COVID-19 was declared a pandemic by the World Health Organization on March 11, 2020. Since then, many regions around the world — including all Canadian provinces and territories — have declared states of emergency and implemented strict public health measures, effectively putting cities under lockdown.
Canadians for the most part have adapted to this “new normal.” But as many of us are now well into our second month of social distancing, fatigue is setting in. People are grappling with unemployment or reduced work hours and the economy is suffering its worst downturn in decades. It’s not surprising that many people might be asking: When will this end?
Global COVID-19 cases now top two million.
But there are promising signs that the public health actions we’ve taken are working. Although cases are still increasing in Canada, they are doing so at a slower rate than two to three weeks ago. Our hospitals and intensive care units are not overwhelmed, as they were in areas such as Italy or New York where interventions weren’t implemented soon enough.
But it’s too early to tell if we’ve reached the peak of the first epidemic wave.
That’s because the surveillance trends we’re seeing today actually represent a snapshot of the pandemic from about two weeks ago. It can take five days on average for someone infected with COVID-19 to develop symptoms, and even longer for someone who is symptomatic to seek health care, get tested and be reported to public health authorities.
On top of that, due to limited testing, reported cases are only the tip of the iceberg of infections in the community.
We will likely need to see a sustained reduction in the number of new daily cases over multiple weeks and consistent trends across multiple data sources before social distancing measures can start to be lifted.
But a decrease in the number of new cases will not be enough. Certain conditions will also need to be in place before our public health interventions can start to be relaxed.
According to the World Health Organization, it will depend on a number of factors, including whether the spread of COVID-19 is controlled through population-wide measures like social distancing and whether our health-care systems have the capacity to detect, test and isolate cases and trace their contacts.
It will require additional measures in place to prevent outbreaks in high-risk settings like long-term care homes where nearly half of all COVID-19 deaths in Canada have taken place. And it will require preventive measures to be set up in essential settings like workplaces and schools along with ongoing efforts to manage risks from imported cases.
Most importantly, it will require community education, engagement and empowerment. It will require striking the right balance between our collective responsibility to prevent the spread of COVID-19 in our communities and an individual’s willingness to engage in social distancing over the long term.
Public health decision-making
This is an evolving situation.
Public health officials are making decisions using the best available evidence about this novel virus and adjusting their strategies as new evidence becomes available.
Decisions about when to start reopening society are multifaceted. They should prioritize the health of Canadians while at the same time minimizing the economic and societal impacts of these necessary public health measures.
These decisions should be clearly communicated to the public and based on scientific data, not political rhetoric.

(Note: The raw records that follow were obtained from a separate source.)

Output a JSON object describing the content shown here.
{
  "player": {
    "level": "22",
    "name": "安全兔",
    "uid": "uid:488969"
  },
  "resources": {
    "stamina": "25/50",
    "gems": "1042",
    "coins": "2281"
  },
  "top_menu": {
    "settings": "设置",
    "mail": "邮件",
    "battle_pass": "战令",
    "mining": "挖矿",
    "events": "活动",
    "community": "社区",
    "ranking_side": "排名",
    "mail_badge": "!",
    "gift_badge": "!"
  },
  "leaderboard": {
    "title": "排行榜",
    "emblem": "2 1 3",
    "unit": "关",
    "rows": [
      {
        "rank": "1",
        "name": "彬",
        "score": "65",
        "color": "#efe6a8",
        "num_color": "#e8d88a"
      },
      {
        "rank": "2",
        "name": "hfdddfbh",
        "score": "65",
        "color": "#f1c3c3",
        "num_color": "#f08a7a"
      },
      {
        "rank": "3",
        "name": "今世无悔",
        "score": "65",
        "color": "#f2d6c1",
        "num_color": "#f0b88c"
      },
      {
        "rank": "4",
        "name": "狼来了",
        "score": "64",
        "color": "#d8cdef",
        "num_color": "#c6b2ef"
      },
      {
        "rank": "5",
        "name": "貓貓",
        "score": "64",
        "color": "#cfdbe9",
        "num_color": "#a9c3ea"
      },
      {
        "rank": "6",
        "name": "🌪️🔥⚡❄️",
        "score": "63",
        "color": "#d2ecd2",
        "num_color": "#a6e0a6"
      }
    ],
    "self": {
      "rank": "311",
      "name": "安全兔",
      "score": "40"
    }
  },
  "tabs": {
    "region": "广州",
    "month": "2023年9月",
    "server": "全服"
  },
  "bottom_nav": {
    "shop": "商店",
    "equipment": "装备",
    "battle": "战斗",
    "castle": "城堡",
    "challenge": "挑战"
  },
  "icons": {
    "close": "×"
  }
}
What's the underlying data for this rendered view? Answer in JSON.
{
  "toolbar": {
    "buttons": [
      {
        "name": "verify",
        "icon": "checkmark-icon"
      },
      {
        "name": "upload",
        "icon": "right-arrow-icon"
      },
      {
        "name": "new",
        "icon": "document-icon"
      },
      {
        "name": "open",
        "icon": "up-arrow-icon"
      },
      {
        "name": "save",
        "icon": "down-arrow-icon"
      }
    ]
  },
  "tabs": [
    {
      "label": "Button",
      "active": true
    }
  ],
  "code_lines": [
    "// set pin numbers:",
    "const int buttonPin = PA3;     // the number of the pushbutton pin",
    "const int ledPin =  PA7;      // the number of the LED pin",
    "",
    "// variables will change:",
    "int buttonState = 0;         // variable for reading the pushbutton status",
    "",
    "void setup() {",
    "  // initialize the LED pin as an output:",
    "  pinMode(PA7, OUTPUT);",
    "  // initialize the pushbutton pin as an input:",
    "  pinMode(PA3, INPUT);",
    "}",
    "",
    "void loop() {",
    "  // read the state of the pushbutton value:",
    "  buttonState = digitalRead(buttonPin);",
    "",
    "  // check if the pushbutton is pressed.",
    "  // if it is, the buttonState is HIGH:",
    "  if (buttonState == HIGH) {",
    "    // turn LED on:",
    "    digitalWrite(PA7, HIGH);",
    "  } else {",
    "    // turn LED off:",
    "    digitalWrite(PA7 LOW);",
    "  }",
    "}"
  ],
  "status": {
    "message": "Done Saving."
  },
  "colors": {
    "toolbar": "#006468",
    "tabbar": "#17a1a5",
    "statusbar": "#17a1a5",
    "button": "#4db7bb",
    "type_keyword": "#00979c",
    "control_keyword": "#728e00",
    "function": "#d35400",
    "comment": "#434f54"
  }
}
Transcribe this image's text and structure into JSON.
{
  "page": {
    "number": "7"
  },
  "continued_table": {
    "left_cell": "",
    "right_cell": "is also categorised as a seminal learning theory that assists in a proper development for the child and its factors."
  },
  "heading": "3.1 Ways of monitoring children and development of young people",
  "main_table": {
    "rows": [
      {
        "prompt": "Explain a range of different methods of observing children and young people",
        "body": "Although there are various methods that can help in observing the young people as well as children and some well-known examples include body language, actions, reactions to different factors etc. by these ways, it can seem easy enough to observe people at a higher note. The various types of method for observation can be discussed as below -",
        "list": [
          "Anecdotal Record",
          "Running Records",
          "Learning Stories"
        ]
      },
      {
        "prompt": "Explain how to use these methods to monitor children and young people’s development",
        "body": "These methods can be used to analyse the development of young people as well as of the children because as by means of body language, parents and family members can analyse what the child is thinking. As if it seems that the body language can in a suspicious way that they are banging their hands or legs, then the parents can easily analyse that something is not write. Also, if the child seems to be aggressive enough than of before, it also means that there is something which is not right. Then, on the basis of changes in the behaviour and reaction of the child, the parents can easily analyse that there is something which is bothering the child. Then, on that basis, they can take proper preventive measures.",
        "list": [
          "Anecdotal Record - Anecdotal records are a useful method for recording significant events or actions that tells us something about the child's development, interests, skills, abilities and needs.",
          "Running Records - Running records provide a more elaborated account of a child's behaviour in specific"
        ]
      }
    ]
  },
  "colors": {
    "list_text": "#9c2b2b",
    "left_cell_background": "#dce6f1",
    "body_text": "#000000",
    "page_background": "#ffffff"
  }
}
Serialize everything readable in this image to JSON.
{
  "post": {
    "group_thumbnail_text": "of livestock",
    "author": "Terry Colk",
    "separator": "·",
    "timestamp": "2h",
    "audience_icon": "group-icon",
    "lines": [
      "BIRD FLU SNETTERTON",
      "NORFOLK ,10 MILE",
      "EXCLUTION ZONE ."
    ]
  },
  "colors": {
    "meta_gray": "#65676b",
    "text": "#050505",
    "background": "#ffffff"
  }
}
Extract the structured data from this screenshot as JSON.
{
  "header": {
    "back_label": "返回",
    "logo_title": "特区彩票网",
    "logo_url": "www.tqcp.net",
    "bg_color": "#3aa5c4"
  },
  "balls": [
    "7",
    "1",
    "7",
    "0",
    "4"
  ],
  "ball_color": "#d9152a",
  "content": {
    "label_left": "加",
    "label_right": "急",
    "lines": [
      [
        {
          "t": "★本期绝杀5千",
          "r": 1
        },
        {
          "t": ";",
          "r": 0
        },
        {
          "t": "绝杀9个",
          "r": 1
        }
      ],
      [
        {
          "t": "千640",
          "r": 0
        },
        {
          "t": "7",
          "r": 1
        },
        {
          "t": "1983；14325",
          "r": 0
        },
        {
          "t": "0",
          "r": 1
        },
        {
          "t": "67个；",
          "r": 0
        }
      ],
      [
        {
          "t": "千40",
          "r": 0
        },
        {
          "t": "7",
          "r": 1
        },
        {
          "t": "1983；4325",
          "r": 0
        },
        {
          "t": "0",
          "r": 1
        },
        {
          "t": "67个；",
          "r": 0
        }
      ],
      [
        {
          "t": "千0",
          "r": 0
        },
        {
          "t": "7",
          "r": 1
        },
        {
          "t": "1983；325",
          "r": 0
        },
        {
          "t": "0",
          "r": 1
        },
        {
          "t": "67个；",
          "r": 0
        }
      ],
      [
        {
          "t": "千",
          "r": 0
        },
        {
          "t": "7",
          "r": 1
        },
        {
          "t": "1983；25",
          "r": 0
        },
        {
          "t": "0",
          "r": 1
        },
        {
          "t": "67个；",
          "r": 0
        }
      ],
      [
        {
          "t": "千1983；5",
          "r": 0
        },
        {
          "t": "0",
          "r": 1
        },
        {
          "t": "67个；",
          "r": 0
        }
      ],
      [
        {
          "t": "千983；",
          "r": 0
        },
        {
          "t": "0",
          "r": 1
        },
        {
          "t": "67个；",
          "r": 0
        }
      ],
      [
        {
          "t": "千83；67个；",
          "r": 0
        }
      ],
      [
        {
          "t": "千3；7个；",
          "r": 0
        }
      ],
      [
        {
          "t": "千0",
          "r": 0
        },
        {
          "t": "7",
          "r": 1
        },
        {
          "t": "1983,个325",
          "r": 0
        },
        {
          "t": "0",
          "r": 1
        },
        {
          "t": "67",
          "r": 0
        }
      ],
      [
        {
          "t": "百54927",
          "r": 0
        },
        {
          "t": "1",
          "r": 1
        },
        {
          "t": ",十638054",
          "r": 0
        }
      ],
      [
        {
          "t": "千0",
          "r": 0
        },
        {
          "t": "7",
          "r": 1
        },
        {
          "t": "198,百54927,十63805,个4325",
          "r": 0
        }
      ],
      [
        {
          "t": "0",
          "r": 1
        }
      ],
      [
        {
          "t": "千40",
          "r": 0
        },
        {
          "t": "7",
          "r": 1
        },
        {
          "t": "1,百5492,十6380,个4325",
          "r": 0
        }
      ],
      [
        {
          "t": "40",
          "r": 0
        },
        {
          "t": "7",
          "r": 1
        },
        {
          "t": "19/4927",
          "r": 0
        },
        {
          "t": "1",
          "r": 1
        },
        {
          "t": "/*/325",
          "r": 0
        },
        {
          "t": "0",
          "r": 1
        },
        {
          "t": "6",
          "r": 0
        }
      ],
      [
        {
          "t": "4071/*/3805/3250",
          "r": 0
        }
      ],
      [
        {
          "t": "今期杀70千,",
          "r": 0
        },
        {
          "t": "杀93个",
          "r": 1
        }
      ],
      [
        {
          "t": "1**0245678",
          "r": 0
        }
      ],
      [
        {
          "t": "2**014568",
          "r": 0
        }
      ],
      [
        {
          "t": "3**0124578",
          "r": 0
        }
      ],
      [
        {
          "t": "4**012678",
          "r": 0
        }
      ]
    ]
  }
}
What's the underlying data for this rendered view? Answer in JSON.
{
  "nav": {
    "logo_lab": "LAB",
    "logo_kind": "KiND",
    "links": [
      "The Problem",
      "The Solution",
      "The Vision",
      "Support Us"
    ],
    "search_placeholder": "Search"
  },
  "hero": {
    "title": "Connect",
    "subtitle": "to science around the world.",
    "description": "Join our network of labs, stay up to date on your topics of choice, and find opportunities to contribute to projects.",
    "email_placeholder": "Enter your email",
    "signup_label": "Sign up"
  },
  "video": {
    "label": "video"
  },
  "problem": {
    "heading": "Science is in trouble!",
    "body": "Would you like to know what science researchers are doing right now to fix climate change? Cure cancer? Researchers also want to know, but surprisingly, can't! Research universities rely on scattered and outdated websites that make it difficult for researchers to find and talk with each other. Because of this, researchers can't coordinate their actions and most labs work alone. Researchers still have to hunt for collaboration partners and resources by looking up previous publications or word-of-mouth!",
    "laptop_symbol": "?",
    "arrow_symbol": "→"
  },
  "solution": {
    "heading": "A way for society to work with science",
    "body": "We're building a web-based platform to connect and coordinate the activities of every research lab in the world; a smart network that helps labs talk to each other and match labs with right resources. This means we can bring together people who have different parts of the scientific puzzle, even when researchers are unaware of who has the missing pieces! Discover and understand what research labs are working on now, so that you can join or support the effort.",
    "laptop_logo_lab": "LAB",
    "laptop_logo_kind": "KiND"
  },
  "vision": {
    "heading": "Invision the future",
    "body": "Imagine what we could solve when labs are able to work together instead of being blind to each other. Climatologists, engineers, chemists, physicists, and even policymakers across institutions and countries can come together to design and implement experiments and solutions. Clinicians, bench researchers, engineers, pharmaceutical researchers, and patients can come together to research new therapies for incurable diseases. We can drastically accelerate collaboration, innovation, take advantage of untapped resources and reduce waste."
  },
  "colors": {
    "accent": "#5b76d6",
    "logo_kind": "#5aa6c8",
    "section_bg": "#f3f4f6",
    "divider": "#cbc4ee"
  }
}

Because of geographic variations in the timing of the pandemic, we can expect that different provinces or countries will reopen at different times — for example, in early hot spots like Spain and Iran where some restrictions are already being lifted, or as recently announced for some parts of the United States.
Another more likely scenario is that these public health interventions will be turned on and off over a prolonged period depending on our health-care system’s capacity to care for the sickest patients at each successive epidemic wave.
Serological tests — which check the blood for antibodies to SARS-CoV-2, the virus that causes COVID-19 — would give us some indication of how many people in the population remain susceptible, which could inform our public health response. Such tests were recently approved in the U.S. and should be available soon in Canada.
Importantly, while these public health interventions seem as though they came in overnight, there will be a more gradual return to a somewhat normal life. If these measures are eased too fast or too early, we could see a rebound of cases that would again risk overwhelming our health-care systems.
The way forward
So, when will the pandemic end?
We are seeing positive signs of “flattening the curve” for this initial wave in some Canadian provinces like B.C., where social distancing measures may start to be relaxed as early as mid-May. But as with prior influenza pandemics, we might also anticipate a second fall wave or seasonal circulation of COVID-19 since the majority of people are not yet immune.
The true end to the pandemic will most likely not happen until a vaccine is developed — a scenario that is still at least 12 to 18 months away — or herd immunity is achieved.
Until then, it depends on our collective efforts to physically distance, combined with enhanced testing and contact tracing, to slow the spread. These efforts are difficult, but now is not the time to ease up or begin taking small social risks. Instead, we must listen to the public health experts and work together to reopen society.